The key proposal in the consultation Reform of Civil Litigation Funding and Costs in England and Wales is to abolish recoverability of success fees and associated costs in “no win, no fee” conditional fee agreements.

According to the Government, this proposal would mean that claimants have to pay their lawyer’s success fee and will therefore take an interest in controlling the costs being incurred on their behalf.

It is also proposed to allow damages-based agreements (also known as contingency fees) in litigation before the courts.

The consultation will also seek views on Lord Jackson’s recommendation of a 10% increase in general damages, and introducing a mechanism to protect the vast majority of personal injury claimants from paying a winning defendant’s costs through one way cost shifting.

Other proposals will look at how parties can be encouraged to make and accept reasonable offers, as well as introducing a new test to ensure that overall costs are proportionate. It is also proposed to increase the costs which can be recovered by people who win their cases without representation by lawyers.

Justice Minister Jonathan Djanogly said: “One of our key proposals is reforming the current “no win, no fee” regime. We want to reduce overall costs, ensure claimants have a financial interest in controlling legal costs incurred on their behalf and deter avoidable unnecessary or unmeritorious cases.

“Under the current arrangements claimants generally have no interest in the costs being incurred on their behalf because win or lose they do not have to pay anything towards them.

“Today’s proposals are designed to prevent the situation in which regardless of the merits of the case defendants are forced to settle for fear of prohibitive costs.

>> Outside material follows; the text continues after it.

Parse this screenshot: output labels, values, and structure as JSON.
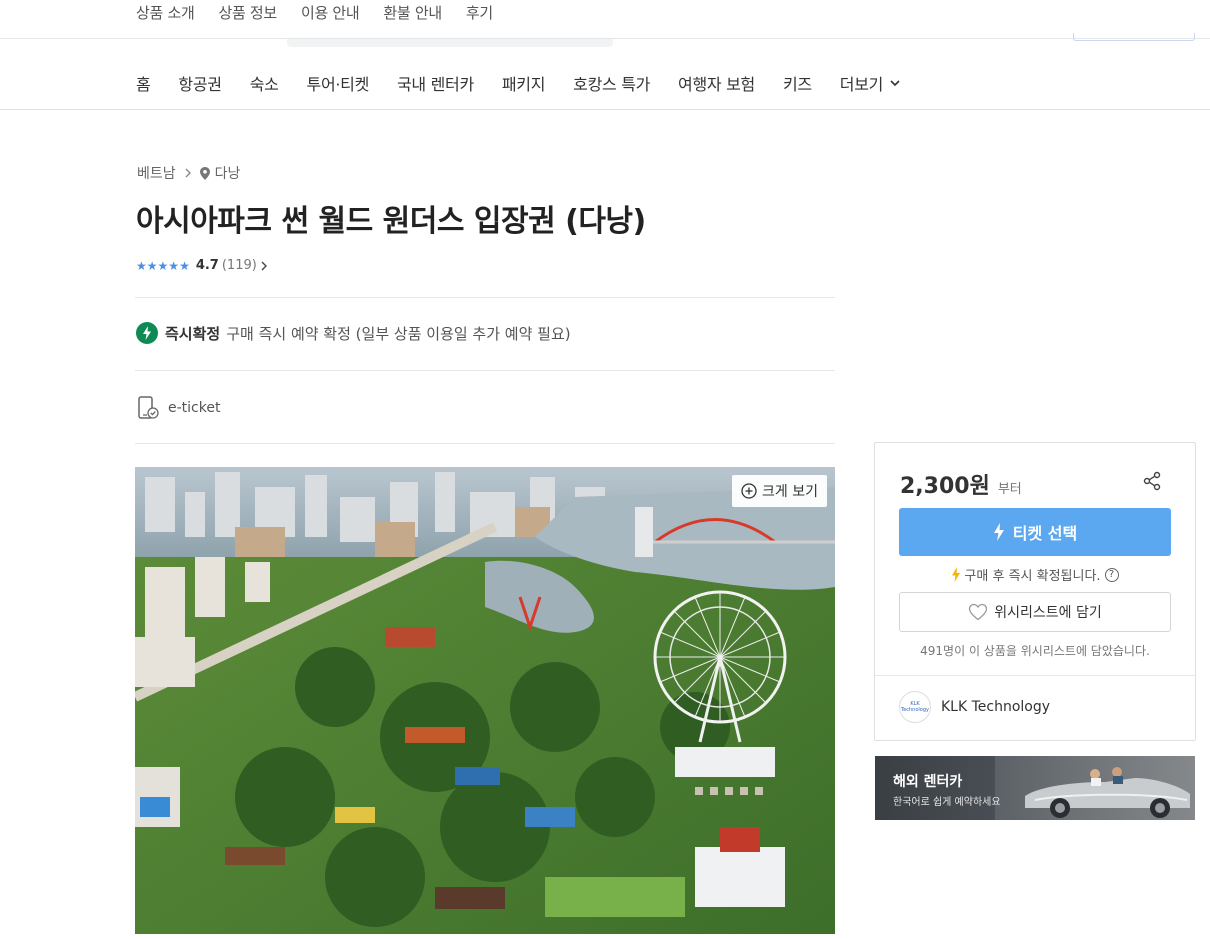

“I want to strike the balance between access to civil justice and ensuring costs are proportionate, sustainable and affordable.”

The consultation will run until February 14 2011.